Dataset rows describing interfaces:
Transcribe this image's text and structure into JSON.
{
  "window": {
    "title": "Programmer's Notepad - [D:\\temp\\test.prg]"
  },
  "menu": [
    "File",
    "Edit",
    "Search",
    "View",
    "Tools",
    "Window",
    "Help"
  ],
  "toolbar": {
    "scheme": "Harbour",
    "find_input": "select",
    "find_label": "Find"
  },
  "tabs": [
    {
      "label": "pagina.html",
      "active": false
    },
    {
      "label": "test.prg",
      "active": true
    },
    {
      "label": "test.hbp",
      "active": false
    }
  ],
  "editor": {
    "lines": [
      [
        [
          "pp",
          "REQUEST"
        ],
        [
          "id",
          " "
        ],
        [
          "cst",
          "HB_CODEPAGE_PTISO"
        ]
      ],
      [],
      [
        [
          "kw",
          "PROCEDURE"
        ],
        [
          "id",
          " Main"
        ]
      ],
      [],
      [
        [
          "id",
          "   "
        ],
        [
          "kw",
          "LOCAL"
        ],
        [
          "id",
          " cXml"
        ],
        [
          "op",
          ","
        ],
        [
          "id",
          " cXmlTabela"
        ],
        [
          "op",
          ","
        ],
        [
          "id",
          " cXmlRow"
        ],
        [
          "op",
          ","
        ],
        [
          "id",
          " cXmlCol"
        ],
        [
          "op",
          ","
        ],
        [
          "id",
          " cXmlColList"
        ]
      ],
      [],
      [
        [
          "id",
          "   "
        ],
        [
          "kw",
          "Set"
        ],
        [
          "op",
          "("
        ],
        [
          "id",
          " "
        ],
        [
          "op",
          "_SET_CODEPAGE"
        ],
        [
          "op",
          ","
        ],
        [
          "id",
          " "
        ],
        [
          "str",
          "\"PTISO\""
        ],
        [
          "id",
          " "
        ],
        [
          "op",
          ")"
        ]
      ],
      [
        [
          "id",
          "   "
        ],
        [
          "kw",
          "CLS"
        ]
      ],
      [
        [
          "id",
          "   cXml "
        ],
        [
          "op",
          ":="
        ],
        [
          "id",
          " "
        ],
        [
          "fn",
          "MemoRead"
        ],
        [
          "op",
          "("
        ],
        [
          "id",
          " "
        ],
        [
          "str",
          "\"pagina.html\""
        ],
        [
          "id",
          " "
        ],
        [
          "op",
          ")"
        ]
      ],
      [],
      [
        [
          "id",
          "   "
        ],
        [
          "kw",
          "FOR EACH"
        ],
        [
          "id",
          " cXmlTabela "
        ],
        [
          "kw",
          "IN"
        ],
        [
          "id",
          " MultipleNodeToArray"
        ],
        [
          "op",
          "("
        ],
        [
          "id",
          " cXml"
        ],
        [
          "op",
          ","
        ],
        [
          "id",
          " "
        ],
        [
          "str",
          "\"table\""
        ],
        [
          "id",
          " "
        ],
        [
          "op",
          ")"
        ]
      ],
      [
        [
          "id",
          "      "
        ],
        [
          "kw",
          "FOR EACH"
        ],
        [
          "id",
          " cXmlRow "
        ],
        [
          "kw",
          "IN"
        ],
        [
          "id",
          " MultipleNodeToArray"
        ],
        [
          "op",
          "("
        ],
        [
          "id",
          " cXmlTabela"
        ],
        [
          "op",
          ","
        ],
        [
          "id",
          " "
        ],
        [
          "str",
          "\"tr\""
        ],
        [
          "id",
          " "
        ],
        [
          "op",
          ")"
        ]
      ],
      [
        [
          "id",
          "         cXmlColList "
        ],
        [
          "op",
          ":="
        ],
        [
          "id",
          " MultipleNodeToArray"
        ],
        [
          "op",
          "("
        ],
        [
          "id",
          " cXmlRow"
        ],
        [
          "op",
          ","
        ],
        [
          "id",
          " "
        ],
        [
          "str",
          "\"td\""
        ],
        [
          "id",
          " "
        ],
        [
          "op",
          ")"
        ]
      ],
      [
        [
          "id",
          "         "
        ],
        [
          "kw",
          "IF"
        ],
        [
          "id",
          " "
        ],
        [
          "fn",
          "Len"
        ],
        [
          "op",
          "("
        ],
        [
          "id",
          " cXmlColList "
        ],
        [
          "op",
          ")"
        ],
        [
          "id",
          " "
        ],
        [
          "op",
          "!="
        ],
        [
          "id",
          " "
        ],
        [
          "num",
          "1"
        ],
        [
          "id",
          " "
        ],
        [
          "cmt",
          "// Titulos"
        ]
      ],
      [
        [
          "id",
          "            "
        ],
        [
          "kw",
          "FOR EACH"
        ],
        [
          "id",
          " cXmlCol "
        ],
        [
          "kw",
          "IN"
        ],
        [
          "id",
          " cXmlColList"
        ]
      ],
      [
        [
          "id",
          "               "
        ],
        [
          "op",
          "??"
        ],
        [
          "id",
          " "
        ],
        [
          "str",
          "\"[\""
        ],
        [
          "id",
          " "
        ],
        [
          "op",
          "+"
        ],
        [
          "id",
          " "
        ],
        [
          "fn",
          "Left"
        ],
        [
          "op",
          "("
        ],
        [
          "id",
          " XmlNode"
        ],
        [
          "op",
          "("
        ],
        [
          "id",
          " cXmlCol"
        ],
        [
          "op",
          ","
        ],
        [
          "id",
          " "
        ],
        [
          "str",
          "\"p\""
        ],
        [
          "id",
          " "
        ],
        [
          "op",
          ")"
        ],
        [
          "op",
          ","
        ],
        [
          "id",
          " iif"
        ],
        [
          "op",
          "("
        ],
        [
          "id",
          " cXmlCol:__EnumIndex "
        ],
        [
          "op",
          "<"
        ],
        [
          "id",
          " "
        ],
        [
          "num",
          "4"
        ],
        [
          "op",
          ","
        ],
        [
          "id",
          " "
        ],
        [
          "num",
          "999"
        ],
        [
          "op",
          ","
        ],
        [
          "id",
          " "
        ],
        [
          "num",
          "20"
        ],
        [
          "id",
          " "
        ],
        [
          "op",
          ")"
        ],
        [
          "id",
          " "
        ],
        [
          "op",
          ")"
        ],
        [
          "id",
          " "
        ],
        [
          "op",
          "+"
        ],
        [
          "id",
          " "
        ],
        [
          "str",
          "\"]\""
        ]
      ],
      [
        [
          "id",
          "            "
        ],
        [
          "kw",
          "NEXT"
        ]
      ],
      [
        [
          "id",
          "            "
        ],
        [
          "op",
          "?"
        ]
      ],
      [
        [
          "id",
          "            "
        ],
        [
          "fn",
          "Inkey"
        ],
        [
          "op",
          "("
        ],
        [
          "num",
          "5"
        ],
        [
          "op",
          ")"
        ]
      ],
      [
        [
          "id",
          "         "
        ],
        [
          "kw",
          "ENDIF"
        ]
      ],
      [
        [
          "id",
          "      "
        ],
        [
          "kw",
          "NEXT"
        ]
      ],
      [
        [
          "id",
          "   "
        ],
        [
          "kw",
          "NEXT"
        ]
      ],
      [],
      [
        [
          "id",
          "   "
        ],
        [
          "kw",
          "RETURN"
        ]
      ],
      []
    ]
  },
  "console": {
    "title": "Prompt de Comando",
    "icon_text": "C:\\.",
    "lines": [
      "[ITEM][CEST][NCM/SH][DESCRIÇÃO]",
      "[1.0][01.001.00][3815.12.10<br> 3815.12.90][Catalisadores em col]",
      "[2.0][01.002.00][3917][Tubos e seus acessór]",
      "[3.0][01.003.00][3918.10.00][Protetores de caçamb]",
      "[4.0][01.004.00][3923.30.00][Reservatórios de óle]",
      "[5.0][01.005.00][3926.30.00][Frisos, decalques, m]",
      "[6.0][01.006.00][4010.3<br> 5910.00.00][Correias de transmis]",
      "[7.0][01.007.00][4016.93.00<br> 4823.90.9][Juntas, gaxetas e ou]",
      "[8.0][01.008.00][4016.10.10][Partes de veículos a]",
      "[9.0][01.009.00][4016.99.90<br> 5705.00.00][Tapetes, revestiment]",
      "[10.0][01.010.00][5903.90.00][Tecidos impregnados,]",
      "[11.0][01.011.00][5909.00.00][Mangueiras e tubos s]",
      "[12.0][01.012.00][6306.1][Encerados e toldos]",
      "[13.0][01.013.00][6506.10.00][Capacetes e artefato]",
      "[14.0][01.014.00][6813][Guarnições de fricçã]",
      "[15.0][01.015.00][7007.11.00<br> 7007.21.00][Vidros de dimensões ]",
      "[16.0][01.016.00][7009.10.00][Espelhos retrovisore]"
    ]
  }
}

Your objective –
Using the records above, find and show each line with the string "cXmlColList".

Worked solution –
          " cXmlColList"
          "         cXmlColList "
          " cXmlColList "
          " cXmlColList"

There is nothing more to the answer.